Further, under N.C. Gen. Stat. § 105-487 and N.C. Gen. Stat. § 105-502, respectively, thirty percent (30%) of the Article 40 sales taxes and sixty percent (60%) of the Article 42 sales taxes are restricted for school capital outlay purposes. At all relevant times, the County has appropriated these restricted funds on an ADM basis. For FYs 1993-95, the County distributed restricted funds totaling $1,717,550.00 to the City Schools and $8,856,879.00 to the County Schools.
In addition, the citizens of the City Schools district have approved a special ad valorem tax (supplemental tax) in their district to supplement the funds from the State and the County and "thereby operate schools of a higher standard...." See N.C. Gen. Stat. § 115C-501 (1994). The citizens in the Enka High School attendance area of the County Schools district also approved a supplemental tax; however, this tax was repealed in 1994. For FYs 1993-95, the amount of supplemental taxes levied on behalf of the City Schools was $6,987,923.00, while the amount levied on behalf of the County Schools was $772,428.00 (no tax was levied on behalf of the County Schools in FY 1994-95 since the supplemental tax was repealed in 1994).
On a quarterly basis, the Department of Revenue allocates to each taxing county the net proceeds of the sales taxes collected in that county. See N.C. Gen. Stat. § 105-472(a)(1995). The net proceeds received by each county from the Department of Revenue, less the restricted portions of the Articles 39, 40 and 42 sales taxes, are referred to as the residual local sales and use taxes (residual sales taxes). It is a portion of these residual sales taxes that are at issue in this case.
Pursuant to N.C. Gen. Stat. § 105-472(b), a county must choose one of two methods for distributing the residual sales taxes--the per capita method or the ad valorem method. Under the per capita method, the residual sales taxes are distributed to each taxing district within the county according to the percentage of the county's population which the taxing district represents. Under the ad valorem method, the residual sales taxes are distributed to each taxing district within the county according to the percentage that the ad valorem taxes levied in the taxing district bears to the total county ad valorem tax levy.

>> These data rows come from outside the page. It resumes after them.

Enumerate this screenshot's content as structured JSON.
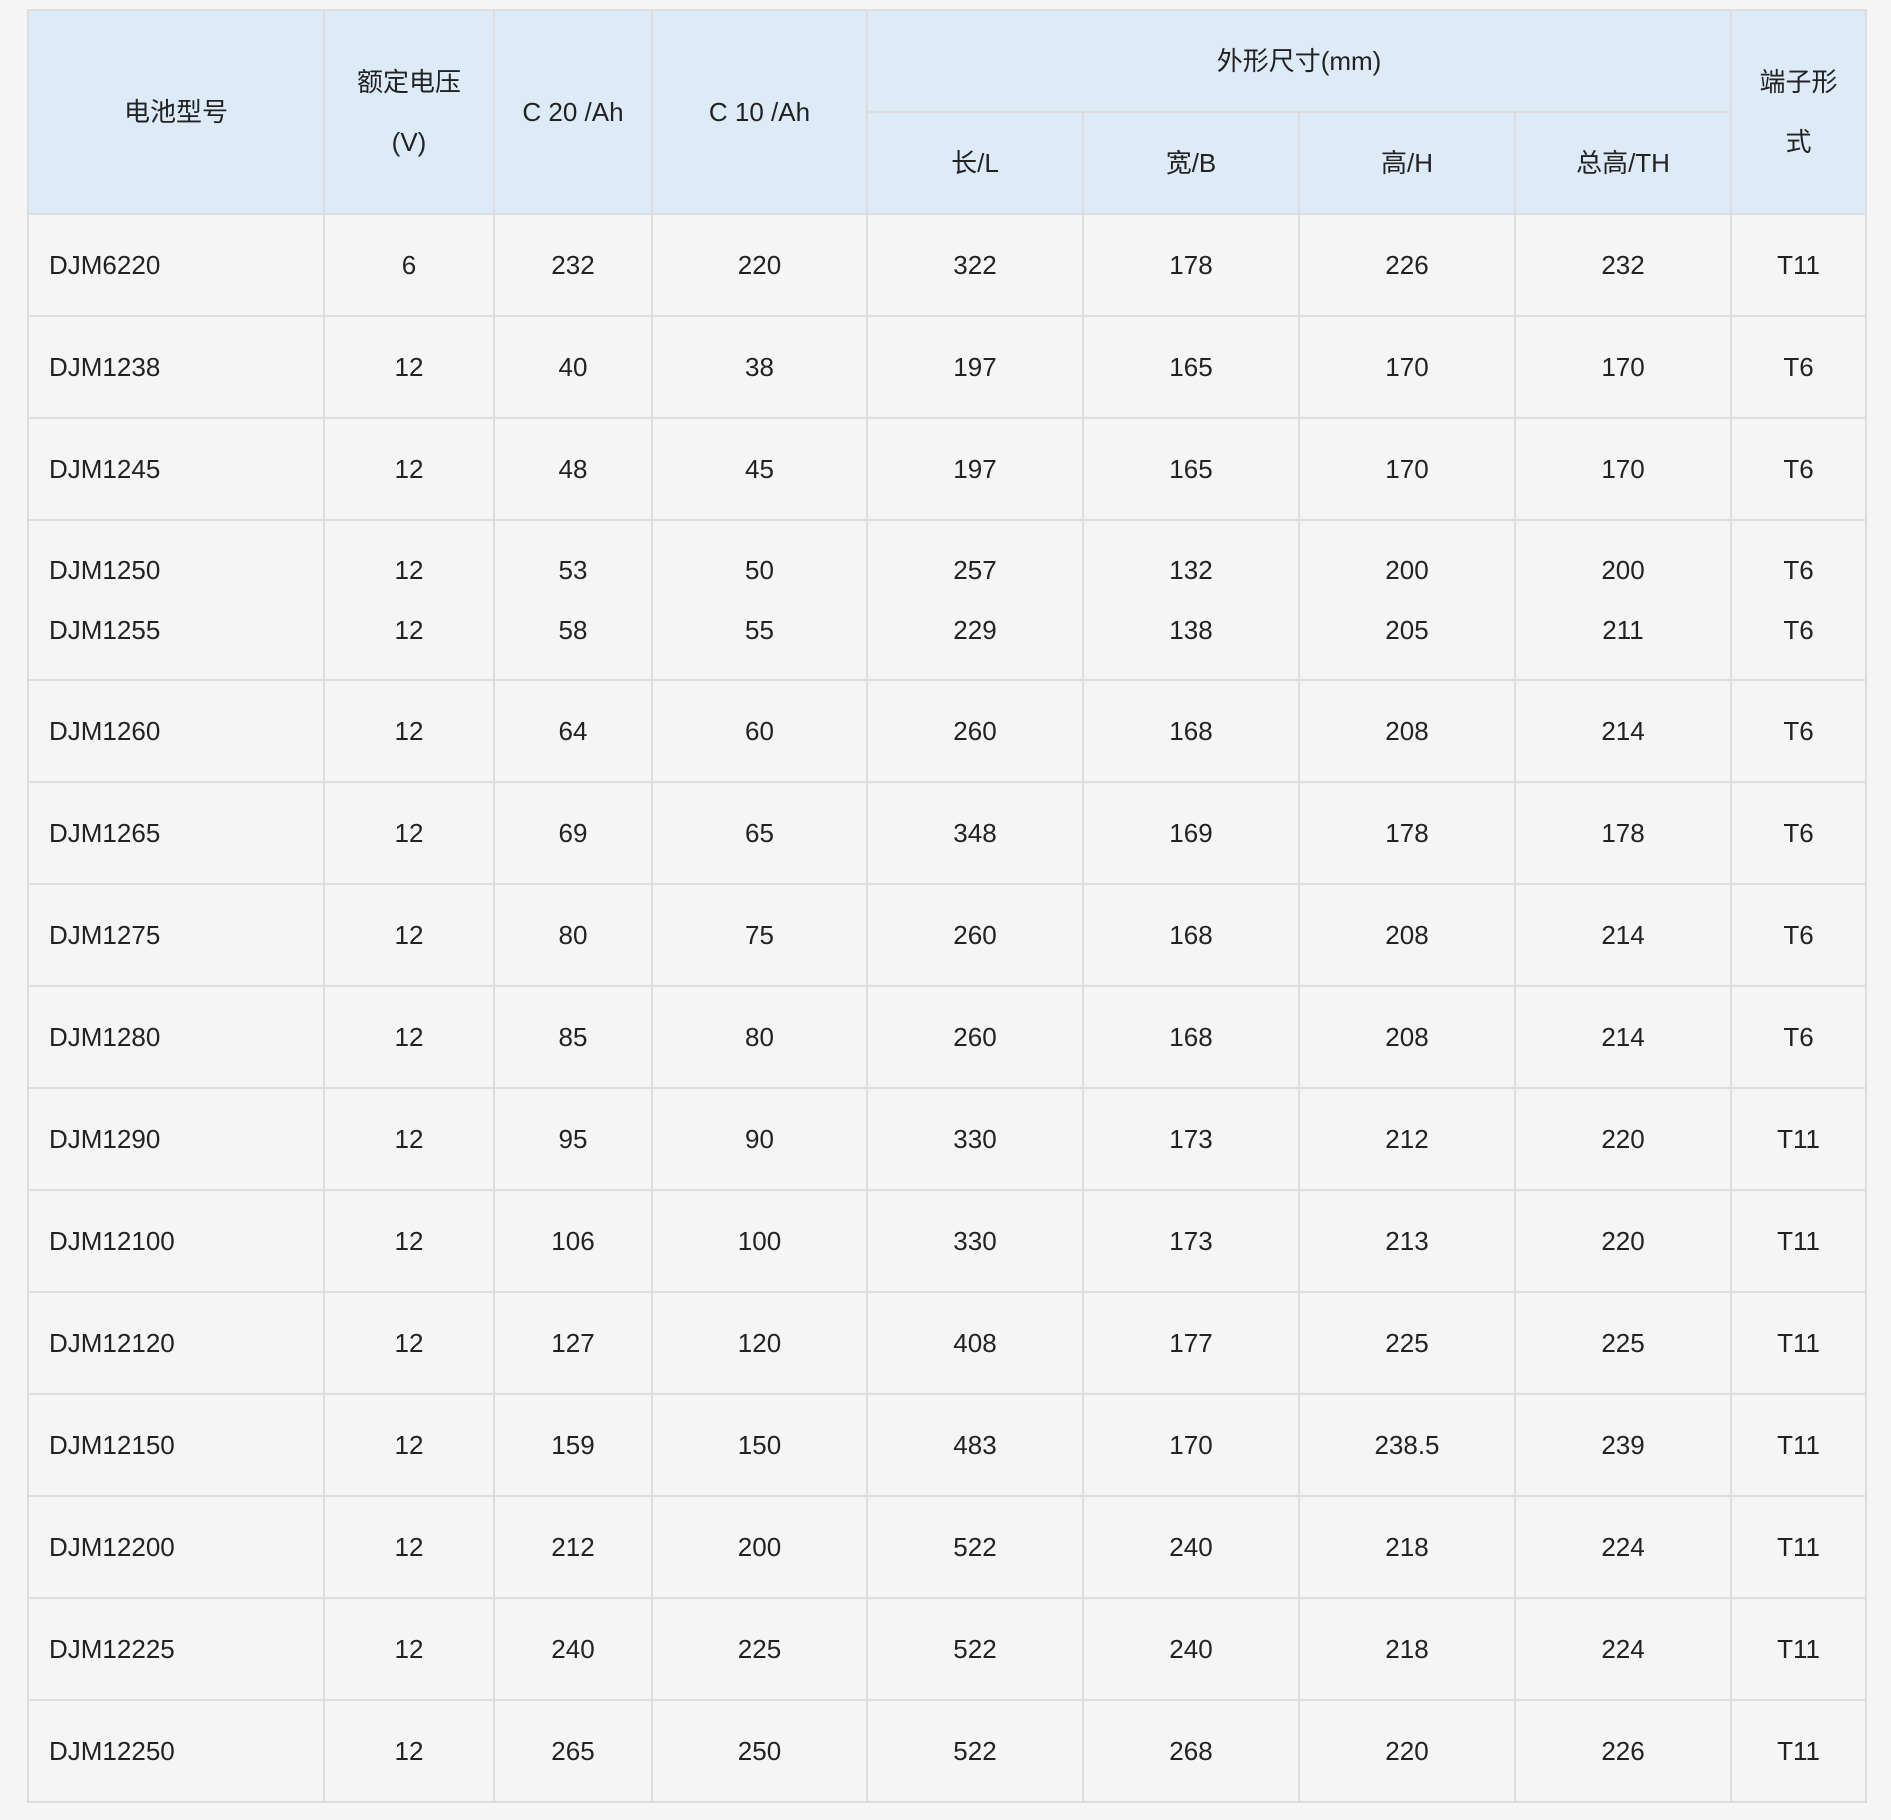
{
  "table": {
    "headers": {
      "model": "电池型号",
      "voltage_line1": "额定电压",
      "voltage_line2": "(V)",
      "c20": "C 20 /Ah",
      "c10": "C 10 /Ah",
      "dimensions": "外形尺寸(mm)",
      "length": "长/L",
      "width": "宽/B",
      "height": "高/H",
      "total_height": "总高/TH",
      "terminal_line1": "端子形",
      "terminal_line2": "式"
    },
    "rows": [
      {
        "model": "DJM6220",
        "voltage": "6",
        "c20": "232",
        "c10": "220",
        "length": "322",
        "width": "178",
        "height": "226",
        "total_height": "232",
        "terminal": "T11"
      },
      {
        "model": "DJM1238",
        "voltage": "12",
        "c20": "40",
        "c10": "38",
        "length": "197",
        "width": "165",
        "height": "170",
        "total_height": "170",
        "terminal": "T6"
      },
      {
        "model": "DJM1245",
        "voltage": "12",
        "c20": "48",
        "c10": "45",
        "length": "197",
        "width": "165",
        "height": "170",
        "total_height": "170",
        "terminal": "T6"
      },
      {
        "model": "DJM1250",
        "voltage": "12",
        "c20": "53",
        "c10": "50",
        "length": "257",
        "width": "132",
        "height": "200",
        "total_height": "200",
        "terminal": "T6"
      },
      {
        "model": "DJM1255",
        "voltage": "12",
        "c20": "58",
        "c10": "55",
        "length": "229",
        "width": "138",
        "height": "205",
        "total_height": "211",
        "terminal": "T6"
      },
      {
        "model": "DJM1260",
        "voltage": "12",
        "c20": "64",
        "c10": "60",
        "length": "260",
        "width": "168",
        "height": "208",
        "total_height": "214",
        "terminal": "T6"
      },
      {
        "model": "DJM1265",
        "voltage": "12",
        "c20": "69",
        "c10": "65",
        "length": "348",
        "width": "169",
        "height": "178",
        "total_height": "178",
        "terminal": "T6"
      },
      {
        "model": "DJM1275",
        "voltage": "12",
        "c20": "80",
        "c10": "75",
        "length": "260",
        "width": "168",
        "height": "208",
        "total_height": "214",
        "terminal": "T6"
      },
      {
        "model": "DJM1280",
        "voltage": "12",
        "c20": "85",
        "c10": "80",
        "length": "260",
        "width": "168",
        "height": "208",
        "total_height": "214",
        "terminal": "T6"
      },
      {
        "model": "DJM1290",
        "voltage": "12",
        "c20": "95",
        "c10": "90",
        "length": "330",
        "width": "173",
        "height": "212",
        "total_height": "220",
        "terminal": "T11"
      },
      {
        "model": "DJM12100",
        "voltage": "12",
        "c20": "106",
        "c10": "100",
        "length": "330",
        "width": "173",
        "height": "213",
        "total_height": "220",
        "terminal": "T11"
      },
      {
        "model": "DJM12120",
        "voltage": "12",
        "c20": "127",
        "c10": "120",
        "length": "408",
        "width": "177",
        "height": "225",
        "total_height": "225",
        "terminal": "T11"
      },
      {
        "model": "DJM12150",
        "voltage": "12",
        "c20": "159",
        "c10": "150",
        "length": "483",
        "width": "170",
        "height": "238.5",
        "total_height": "239",
        "terminal": "T11"
      },
      {
        "model": "DJM12200",
        "voltage": "12",
        "c20": "212",
        "c10": "200",
        "length": "522",
        "width": "240",
        "height": "218",
        "total_height": "224",
        "terminal": "T11"
      },
      {
        "model": "DJM12225",
        "voltage": "12",
        "c20": "240",
        "c10": "225",
        "length": "522",
        "width": "240",
        "height": "218",
        "total_height": "224",
        "terminal": "T11"
      },
      {
        "model": "DJM12250",
        "voltage": "12",
        "c20": "265",
        "c10": "250",
        "length": "522",
        "width": "268",
        "height": "220",
        "total_height": "226",
        "terminal": "T11"
      }
    ]
  },
  "colors": {
    "header_bg": "#dcebf7",
    "body_bg": "#f5f5f5",
    "border": "#dddddd"
  }
}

As the trial court correctly noted, if the County had chosen to utilize the per capita method of distribution, they would not have been required to distribute any of the residual sales taxes to the two school districts. However, at all relevant times, the County has elected to utilize the ad valorem method of distributing the residual sales taxes. As a result, for FY 1993-94, the County distributed a total of $1,427,393.00 of the residual sales taxes to the City Schools and a total of $326,773.00 to the County Schools. And, for FY 1994-95, the County distributed a total of $1,400,128.00 of the residual sales taxes to the City Schools and a total of $332,465.00 to the County Schools.
However, since the supplemental tax in the Enka High School attendance area of the County Schools district was repealed in 1994, the County Schools no longer receive a portion of the residual sales taxes under the ad valorem distribution method. Plaintiffs contend these residual sales tax proceeds should be distributed to the school districts on an ADM basis in accordance with N.C. Gen. Stat. § 115C-430. The parties represent that if the residual sales taxes were distributed to the two schools systems on an ADM basis for FY 1995-96, the ...